The importance of praying for the affected; comforting and encouraging those who are experiencing fear and anxiety.
We are at the moment living through a Covid-19 pandemic and many are asking the question why would God allow such a harmful virus and why would he allow so many people to die? Some Christian preachers are attributing this viral outbreak to our nation’s sin–two in particular but such preachers conveniently ignore other types of sins such as disregard for creation. Regardless, the preachers seem to be saying that we have this horrible virus because God is punishing us. But is that what the Bible really teaches and is that really who God is?
I begin with how the Bible speaks of God as LOVE. In 1 John 4:7-8, we are taught that God is love. Not that God loves or that God does loving things, but that God is himself love. I don’t believe God is sending lethal viruses.
God has chosen to partner with human beings
In the beginning of Genesis, God created human beings in God’s image. As image bearers God gave human beings the task of ruling in the garden. They were to produce families, food, tend the animals and cultivate the garden and co-work with God in creative ways.
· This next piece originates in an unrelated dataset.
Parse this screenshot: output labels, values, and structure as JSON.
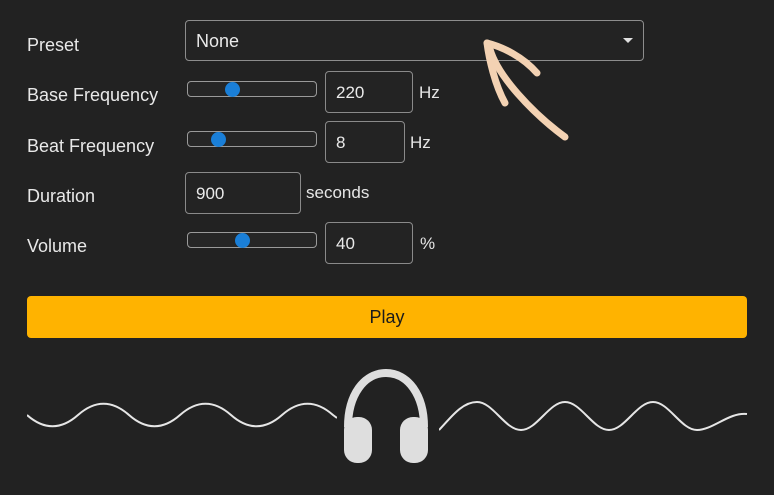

The first humans were to do this in relationship with God, accepting God’s wisdom, guidance and influence. But as the story goes, human beings were led astray by a deceptive being and found themselves following the wisdom of the serpent. (The serpent is an image for wisdom in the Ancient Near East). (Genesis 1-3) Continue reading Viruses, Creation Care and the Problem of Evil→
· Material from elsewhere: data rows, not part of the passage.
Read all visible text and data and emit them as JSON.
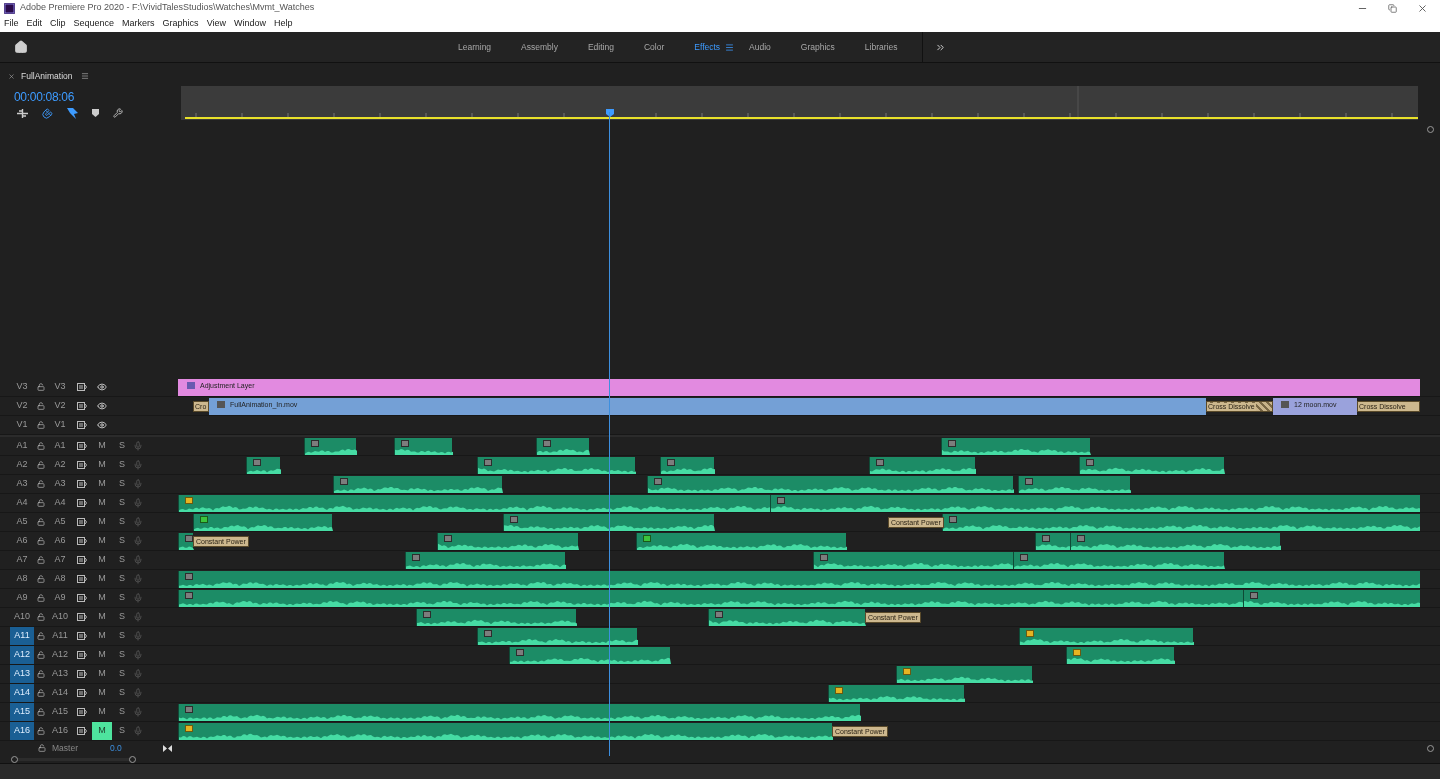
{
  "window": {
    "title": "Adobe Premiere Pro 2020 - F:\\VividTalesStudios\\Watches\\Mvmt_Watches"
  },
  "menu": [
    "File",
    "Edit",
    "Clip",
    "Sequence",
    "Markers",
    "Graphics",
    "View",
    "Window",
    "Help"
  ],
  "workspaces": [
    {
      "label": "Learning",
      "selected": false
    },
    {
      "label": "Assembly",
      "selected": false
    },
    {
      "label": "Editing",
      "selected": false
    },
    {
      "label": "Color",
      "selected": false
    },
    {
      "label": "Effects",
      "selected": true
    },
    {
      "label": "Audio",
      "selected": false
    },
    {
      "label": "Graphics",
      "selected": false
    },
    {
      "label": "Libraries",
      "selected": false
    }
  ],
  "sequence": {
    "tab": "FullAnimation",
    "timecode": "00:00:08:06"
  },
  "video_tracks": [
    {
      "name": "V3",
      "source": "V3",
      "clips": [
        {
          "kind": "adjustment",
          "label": "Adjustment Layer"
        }
      ]
    },
    {
      "name": "V2",
      "source": "V2",
      "clips": [
        {
          "kind": "transition",
          "label": "Cro"
        },
        {
          "kind": "video",
          "label": "FullAnimation_In.mov"
        },
        {
          "kind": "transition",
          "label": "Cross Dissolve"
        },
        {
          "kind": "video",
          "label": "12 moon.mov"
        },
        {
          "kind": "transition",
          "label": "Cross Dissolve"
        }
      ]
    },
    {
      "name": "V1",
      "source": "V1"
    }
  ],
  "audio_tracks": [
    {
      "name": "A1",
      "source": "A1",
      "mute": "M",
      "solo": "S",
      "targeted": false,
      "muted": false
    },
    {
      "name": "A2",
      "source": "A2",
      "mute": "M",
      "solo": "S",
      "targeted": false,
      "muted": false
    },
    {
      "name": "A3",
      "source": "A3",
      "mute": "M",
      "solo": "S",
      "targeted": false,
      "muted": false
    },
    {
      "name": "A4",
      "source": "A4",
      "mute": "M",
      "solo": "S",
      "targeted": false,
      "muted": false
    },
    {
      "name": "A5",
      "source": "A5",
      "mute": "M",
      "solo": "S",
      "targeted": false,
      "muted": false,
      "transitions": [
        "Constant Power"
      ]
    },
    {
      "name": "A6",
      "source": "A6",
      "mute": "M",
      "solo": "S",
      "targeted": false,
      "muted": false,
      "transitions": [
        "Constant Power"
      ]
    },
    {
      "name": "A7",
      "source": "A7",
      "mute": "M",
      "solo": "S",
      "targeted": false,
      "muted": false
    },
    {
      "name": "A8",
      "source": "A8",
      "mute": "M",
      "solo": "S",
      "targeted": false,
      "muted": false
    },
    {
      "name": "A9",
      "source": "A9",
      "mute": "M",
      "solo": "S",
      "targeted": false,
      "muted": false
    },
    {
      "name": "A10",
      "source": "A10",
      "mute": "M",
      "solo": "S",
      "targeted": false,
      "muted": false,
      "transitions": [
        "Constant Power"
      ]
    },
    {
      "name": "A11",
      "source": "A11",
      "mute": "M",
      "solo": "S",
      "targeted": true,
      "muted": false
    },
    {
      "name": "A12",
      "source": "A12",
      "mute": "M",
      "solo": "S",
      "targeted": true,
      "muted": false
    },
    {
      "name": "A13",
      "source": "A13",
      "mute": "M",
      "solo": "S",
      "targeted": true,
      "muted": false
    },
    {
      "name": "A14",
      "source": "A14",
      "mute": "M",
      "solo": "S",
      "targeted": true,
      "muted": false
    },
    {
      "name": "A15",
      "source": "A15",
      "mute": "M",
      "solo": "S",
      "targeted": true,
      "muted": false
    },
    {
      "name": "A16",
      "source": "A16",
      "mute": "M",
      "solo": "S",
      "targeted": true,
      "muted": true,
      "transitions": [
        "Constant Power"
      ]
    }
  ],
  "master": {
    "label": "Master",
    "value": "0.0"
  }
}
Within the span of weeks, the United States has gone from having a handful of cases of COVID-19 to leading the world in cases of infection. This has left much of the world bewildered. Seeing how the virus was affecting other nations, with months of notice, we were still left unprepared. What is it about the structure and function of our country that left us so vulnerable to what should have been a more manageable situation?
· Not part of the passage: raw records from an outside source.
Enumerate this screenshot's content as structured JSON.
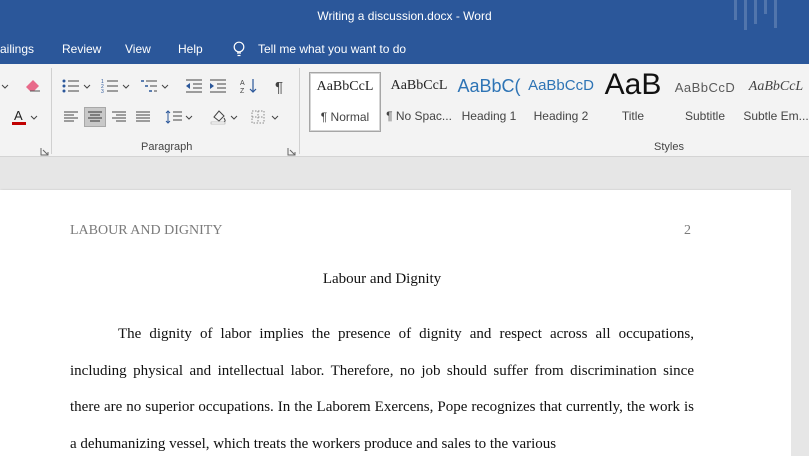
{
  "window": {
    "title": "Writing a discussion.docx  -  Word"
  },
  "menu": {
    "items": [
      "ailings",
      "Review",
      "View",
      "Help"
    ],
    "tell_me": "Tell me what you want to do"
  },
  "ribbon": {
    "paragraph_label": "Paragraph",
    "styles_label": "Styles",
    "styles": [
      {
        "sample": "AaBbCcL",
        "name": "¶ Normal"
      },
      {
        "sample": "AaBbCcL",
        "name": "¶ No Spac..."
      },
      {
        "sample": "AaBbC(",
        "name": "Heading 1"
      },
      {
        "sample": "AaBbCcD",
        "name": "Heading 2"
      },
      {
        "sample": "AaB",
        "name": "Title"
      },
      {
        "sample": "AaBbCcD",
        "name": "Subtitle"
      },
      {
        "sample": "AaBbCcL",
        "name": "Subtle Em..."
      }
    ],
    "colors": {
      "accent": "#2b579a",
      "heading": "#2e74b5",
      "font_color_bar": "#c00000"
    }
  },
  "document": {
    "header_left": "LABOUR AND DIGNITY",
    "page_number": "2",
    "title": "Labour and Dignity",
    "paragraph": "The dignity of labor implies the presence of dignity and respect across all occupations, including physical and intellectual labor. Therefore, no job should suffer from discrimination since there are no superior occupations. In the Laborem Exercens, Pope recognizes that currently, the work is a dehumanizing vessel, which treats the workers produce and sales to the various"
  }
}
For two millennia, in times of turmoil Christians have turned to the Revelation of John for insight. The text has wisdom to share in this time of pandemic as well. By understanding the nature of apocalyptic literature—a type of writing that would have been familiar to the earliest church who experienced Pentecost but is strange to us—American Christians can begin to address difficult questions about our nation’s response. More importantly, we can turn to the biblical text to learn how the church can faithfully respond in this time.
The translation Revelation in the book’s title comes from the Greek apokalypsis, which literally means uncovering or revealing, like removing a veil. In the case of the Apocalypse of John, Jesus Christ has opened something up to the Seer that is meant to be shared. When Pentecostals share a dream or vision with the church, they are engaging in the continuation of this tradition. Paul uses the same Greek term to refer to the spiritual gifts when he writes that “each one of you has a hymn, or a word of instruction, a revelation, a tongue or an interpretation” (1 Cor 14:26, NIV). In the same verse he names the purpose of these gifts: “that the church may be built up.” And if there was ever a time the church was in need of building it up, it is now.
I have a tradition: when I get sick, I listen to John Wimber. The former leader of the Vineyard movement who went home to God in 1997 is my absolute favorite theologian and he often talks about healing and hope, which is encouraging when one’s own health fails. His Bible studies on evangelism, poverty reduction and discipleship are just as good.
I especially love when he connects these topics with his charismatic theology as a true charismactivist! Wimber’s charismatic ministry is characterized by a great deal of realism, caution and humility, where suffering finds room alongside healing.
My wife Sarah and I are, like millions of others around the world, isolated in our home due to the COVID-19 pandemic. In my case, this means more time for writing and reading, but I also like to listen to good teaching and this is a golden opportunity for me to return to John Wimber’s fantastic lecture series from the “Signs, Wonders and Church Growth” conference in Pasadena 1985. Fortunately, these lectures are still on YouTube.